KBC BANK’S IRISH unit will move further into the SME lending market with a series of products for so-called ‘micro’ businesses.
The Belgian banking group announced today, ahead of an investor visit to Dublin, that it will launch “an appealing proposition” for small businesses in Ireland later this year.
KBC told Fora in a statement that it will ”offer a full business banking solution to meet the needs of the micro SME segment”.
“This will include day-to-day banking, secured and unsecured lending and additional services via third-party relationships,” it said.
The bank added that the move was sparked by its “success in the retail market” and return to profitability in 2015, a year earlier than expected.
In February of this year, when KBC confirmed that it was committed to “long-term investment” in Ireland, it said that it would look to increase its market share in competition with the sector’s established players.
The bank said at the time that it would look to take at least a 10% share of the country’s retail and micro SME lending markets.
“KBC wants to play an increasingly important role in supporting the local Irish economy and society and help Irish retail and micro SME customers realise their dreams,” KBC Bank Ireland chair Luc Gijsens said in February.
When outlining the updated strategy for its business in Ireland, KBC said that it was looking to almost double its customer base here by the end of 2020, from 239,000 customers today to 425,000.
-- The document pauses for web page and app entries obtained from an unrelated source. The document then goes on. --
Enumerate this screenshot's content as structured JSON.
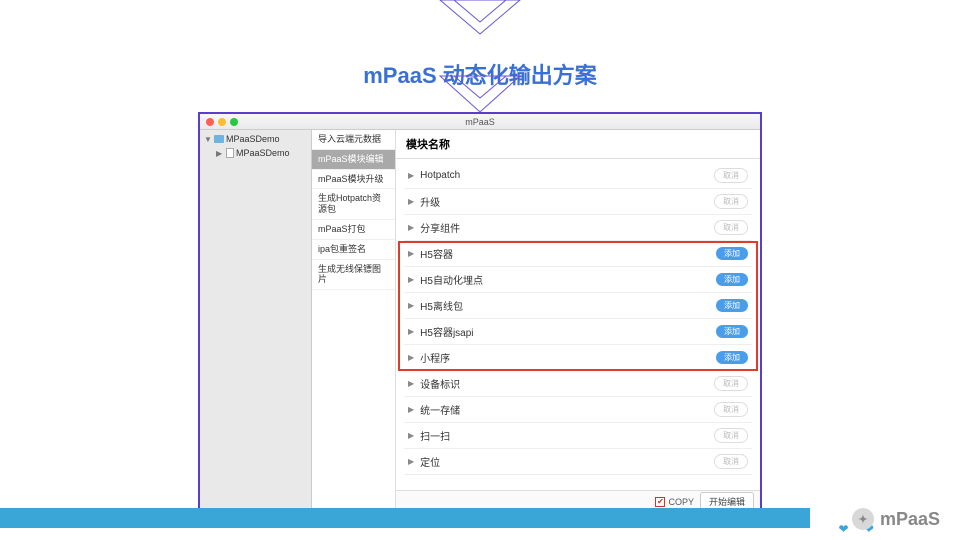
{
  "title": "mPaaS 动态化输出方案",
  "window_title": "mPaaS",
  "tree": {
    "root": "MPaaSDemo",
    "child": "MPaaSDemo"
  },
  "menu": [
    "导入云端元数据",
    "mPaaS模块编辑",
    "mPaaS模块升级",
    "生成Hotpatch资源包",
    "mPaaS打包",
    "ipa包重签名",
    "生成无线保镖图片"
  ],
  "menu_active_index": 1,
  "content_header": "模块名称",
  "pill_labels": {
    "gray": "取消",
    "blue": "添加"
  },
  "modules": [
    {
      "name": "Hotpatch",
      "state": "gray"
    },
    {
      "name": "升级",
      "state": "gray"
    },
    {
      "name": "分享组件",
      "state": "gray"
    },
    {
      "name": "H5容器",
      "state": "blue"
    },
    {
      "name": "H5自动化埋点",
      "state": "blue"
    },
    {
      "name": "H5离线包",
      "state": "blue"
    },
    {
      "name": "H5容器jsapi",
      "state": "blue"
    },
    {
      "name": "小程序",
      "state": "blue"
    },
    {
      "name": "设备标识",
      "state": "gray"
    },
    {
      "name": "统一存储",
      "state": "gray"
    },
    {
      "name": "扫一扫",
      "state": "gray"
    },
    {
      "name": "定位",
      "state": "gray"
    }
  ],
  "highlight_range": [
    3,
    7
  ],
  "footer": {
    "checkbox": "COPY",
    "checked": true,
    "button": "开始编辑"
  },
  "watermark": "mPaaS"
}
It said that during that time it will further pursue its goal of becoming a “digitally-led full retail bank”, first mooted in 2013, by putting €1.5 billion into its online and mobile products.
Today, KBC Ireland showcased an updated version of its mobile app, promising to reduce the number of steps it takes for a new customer to join online from 26 to five. The app will be rolled out in the coming months.
Over the past four years, KBC has tried to position itself as a bank that offers “a complete retail offering” – credit cards, personal loans and asset management products – while having a limited brick-and-mortar presence.
The bank currently employs over 1,000 people in Ireland with retail banking hubs in Dublin, Cork, Galway, Limerick, Kildare, Waterford, Wicklow and Kilkenny.
KBC group’s chief executive, Johan Thijs, said that while the “human interface” still plays an important role for the bank, it will be ”augmented by digital capabilities, such as face-to-face underpinned by robo-advice and chatbots”.
Wim Verbraeken, the CEO of the bank’s Irish unit, added: “We were the first to market on a number of digital differentiators: Android Pay, Apple Pay, 360-degree virtual property viewing.
“The total number of customers has grown consistently over the last years. They clearly appreciate what we are doing.”